INSTRUCTIONS TO FOLLOW:
Give the data below again exactly as it stands. Omit the pictures.

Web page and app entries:
----------
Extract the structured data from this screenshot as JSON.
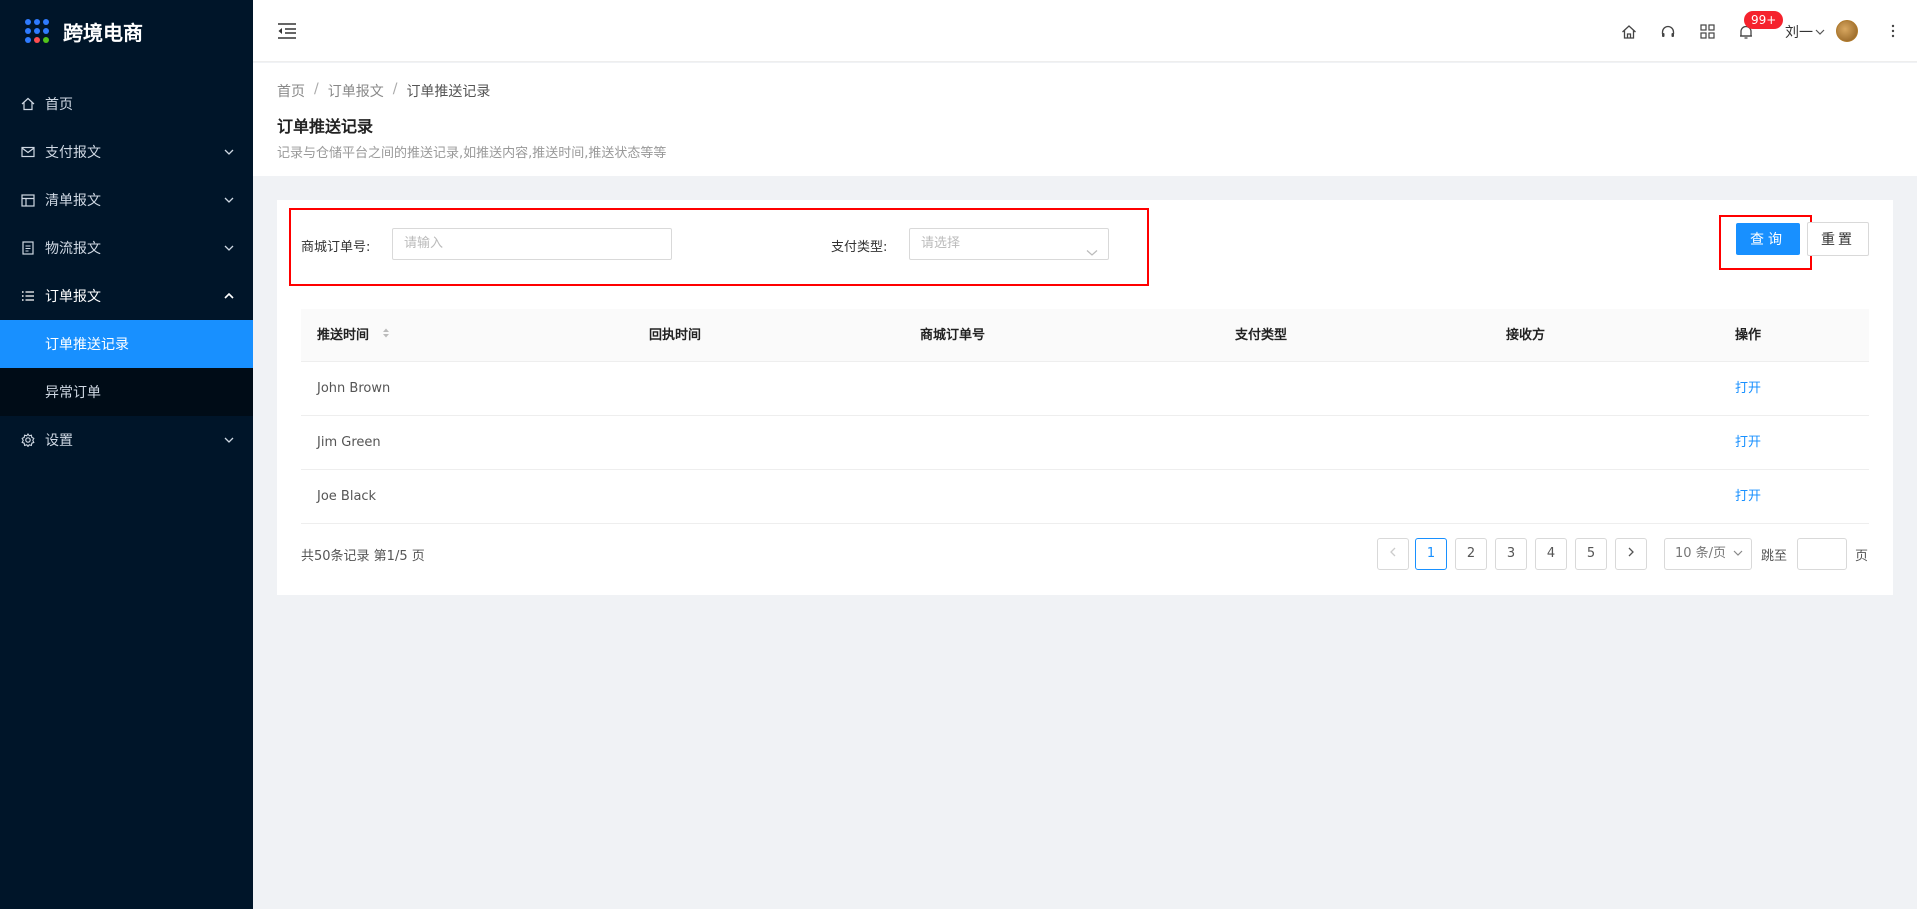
{
  "app": {
    "title": "跨境电商"
  },
  "colors": {
    "sidebar_bg": "#001529",
    "accent": "#1890ff",
    "highlight": "#ff0000",
    "badge": "#f5222d"
  },
  "sidebar": {
    "items": [
      {
        "label": "首页",
        "icon": "home-icon",
        "has_arrow": false
      },
      {
        "label": "支付报文",
        "icon": "mail-icon",
        "has_arrow": true
      },
      {
        "label": "清单报文",
        "icon": "table-icon",
        "has_arrow": true
      },
      {
        "label": "物流报文",
        "icon": "file-icon",
        "has_arrow": true
      },
      {
        "label": "订单报文",
        "icon": "list-icon",
        "has_arrow": true,
        "open": true
      },
      {
        "label": "设置",
        "icon": "gear-icon",
        "has_arrow": true
      }
    ],
    "submenu": [
      {
        "label": "订单推送记录",
        "active": true
      },
      {
        "label": "异常订单",
        "active": false
      }
    ]
  },
  "header": {
    "badge": "99+",
    "user": "刘一",
    "icons": [
      "home-icon",
      "headset-icon",
      "apps-icon",
      "bell-icon",
      "more-icon"
    ]
  },
  "page": {
    "breadcrumb": [
      "首页",
      "订单报文",
      "订单推送记录"
    ],
    "title": "订单推送记录",
    "description": "记录与仓储平台之间的推送记录,如推送内容,推送时间,推送状态等等"
  },
  "filters": {
    "order_label": "商城订单号:",
    "order_placeholder": "请输入",
    "pay_label": "支付类型:",
    "pay_placeholder": "请选择",
    "query_button": "查询",
    "reset_button": "重置"
  },
  "table": {
    "columns": [
      "推送时间",
      "回执时间",
      "商城订单号",
      "支付类型",
      "接收方",
      "操作"
    ],
    "rows": [
      {
        "push_time": "John Brown",
        "action": "打开"
      },
      {
        "push_time": "Jim Green",
        "action": "打开"
      },
      {
        "push_time": "Joe Black",
        "action": "打开"
      }
    ]
  },
  "pagination": {
    "total_text": "共50条记录 第1/5 页",
    "pages": [
      "1",
      "2",
      "3",
      "4",
      "5"
    ],
    "current": 1,
    "page_size": "10 条/页",
    "jump_label": "跳至",
    "page_unit": "页"
  }
}
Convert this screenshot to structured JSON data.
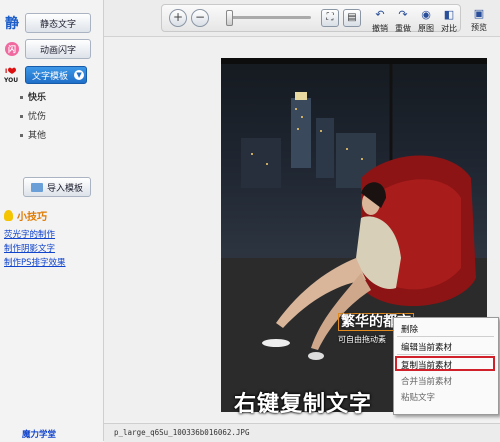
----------
RESPONSE TO THIS EXERCISE:
Extract the structured data from this screenshot as JSON.
{
  "app": {
    "title": "跨境电商"
  },
  "colors": {
    "sidebar_bg": "#001529",
    "accent": "#1890ff",
    "highlight": "#ff0000",
    "badge": "#f5222d"
  },
  "sidebar": {
    "items": [
      {
        "label": "首页",
        "icon": "home-icon",
        "has_arrow": false
      },
      {
        "label": "支付报文",
        "icon": "mail-icon",
        "has_arrow": true
      },
      {
        "label": "清单报文",
        "icon": "table-icon",
        "has_arrow": true
      },
      {
        "label": "物流报文",
        "icon": "file-icon",
        "has_arrow": true
      },
      {
        "label": "订单报文",
        "icon": "list-icon",
        "has_arrow": true,
        "open": true
      },
      {
        "label": "设置",
        "icon": "gear-icon",
        "has_arrow": true
      }
    ],
    "submenu": [
      {
        "label": "订单推送记录",
        "active": true
      },
      {
        "label": "异常订单",
        "active": false
      }
    ]
  },
  "header": {
    "badge": "99+",
    "user": "刘一",
    "icons": [
      "home-icon",
      "headset-icon",
      "apps-icon",
      "bell-icon",
      "more-icon"
    ]
  },
  "page": {
    "breadcrumb": [
      "首页",
      "订单报文",
      "订单推送记录"
    ],
    "title": "订单推送记录",
    "description": "记录与仓储平台之间的推送记录,如推送内容,推送时间,推送状态等等"
  },
  "filters": {
    "order_label": "商城订单号:",
    "order_placeholder": "请输入",
    "pay_label": "支付类型:",
    "pay_placeholder": "请选择",
    "query_button": "查询",
    "reset_button": "重置"
  },
  "table": {
    "columns": [
      "推送时间",
      "回执时间",
      "商城订单号",
      "支付类型",
      "接收方",
      "操作"
    ],
    "rows": [
      {
        "push_time": "John Brown",
        "action": "打开"
      },
      {
        "push_time": "Jim Green",
        "action": "打开"
      },
      {
        "push_time": "Joe Black",
        "action": "打开"
      }
    ]
  },
  "pagination": {
    "total_text": "共50条记录 第1/5 页",
    "pages": [
      "1",
      "2",
      "3",
      "4",
      "5"
    ],
    "current": 1,
    "page_size": "10 条/页",
    "jump_label": "跳至",
    "page_unit": "页"
  }
}
Convert this screenshot to structured JSON data.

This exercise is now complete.